Dataset rows for apps and sites
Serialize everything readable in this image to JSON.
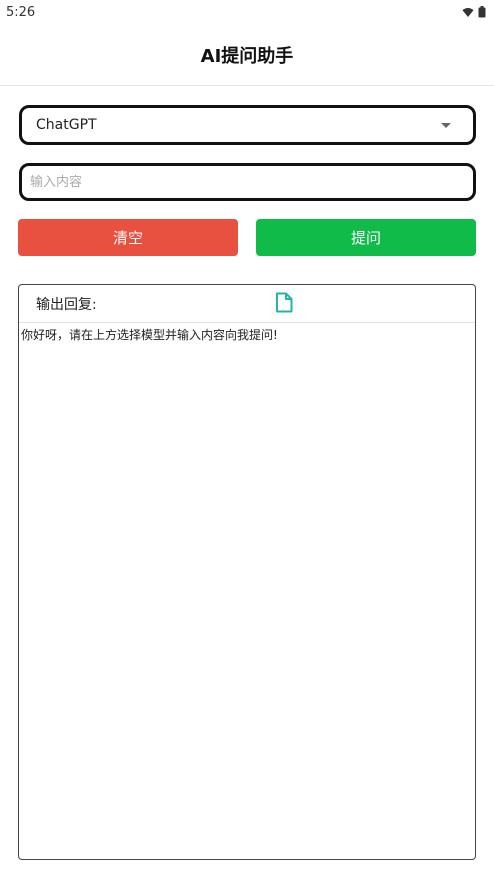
{
  "status_bar": {
    "time": "5:26"
  },
  "app_bar": {
    "title": "AI提问助手"
  },
  "model_select": {
    "selected": "ChatGPT"
  },
  "question_input": {
    "value": "",
    "placeholder": "输入内容"
  },
  "buttons": {
    "clear_label": "清空",
    "ask_label": "提问"
  },
  "output": {
    "header_label": "输出回复:",
    "text": "你好呀，请在上方选择模型并输入内容向我提问!"
  },
  "colors": {
    "clear": "#e8503f",
    "ask": "#10bb4a",
    "doc_icon": "#27b3a6"
  },
  "icons": [
    "wifi-icon",
    "battery-icon",
    "chevron-down-icon",
    "document-icon"
  ]
}
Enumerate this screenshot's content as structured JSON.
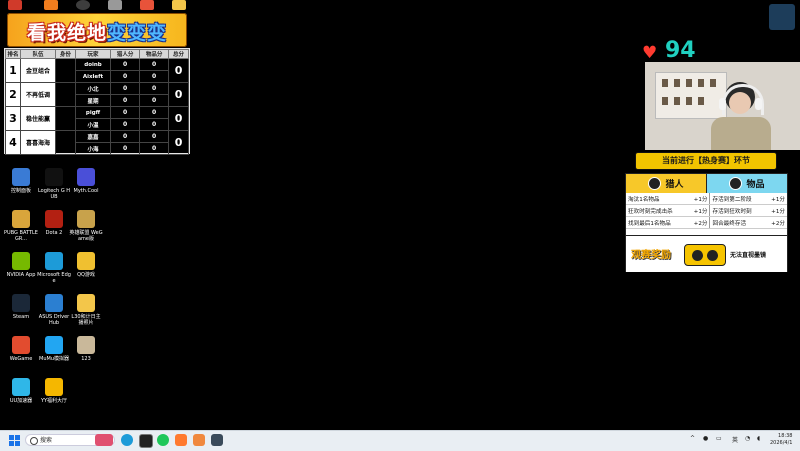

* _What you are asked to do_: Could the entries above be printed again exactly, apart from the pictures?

* _Solution below_:
Serialize everything readable in this image to JSON.
{
  "status_bar": {
    "time": "5:26"
  },
  "app_bar": {
    "title": "AI提问助手"
  },
  "model_select": {
    "selected": "ChatGPT"
  },
  "question_input": {
    "value": "",
    "placeholder": "输入内容"
  },
  "buttons": {
    "clear_label": "清空",
    "ask_label": "提问"
  },
  "output": {
    "header_label": "输出回复:",
    "text": "你好呀，请在上方选择模型并输入内容向我提问!"
  },
  "colors": {
    "clear": "#e8503f",
    "ask": "#10bb4a",
    "doc_icon": "#27b3a6"
  },
  "icons": [
    "wifi-icon",
    "battery-icon",
    "chevron-down-icon",
    "document-icon"
  ]
}
Enumerate this screenshot's content as structured JSON.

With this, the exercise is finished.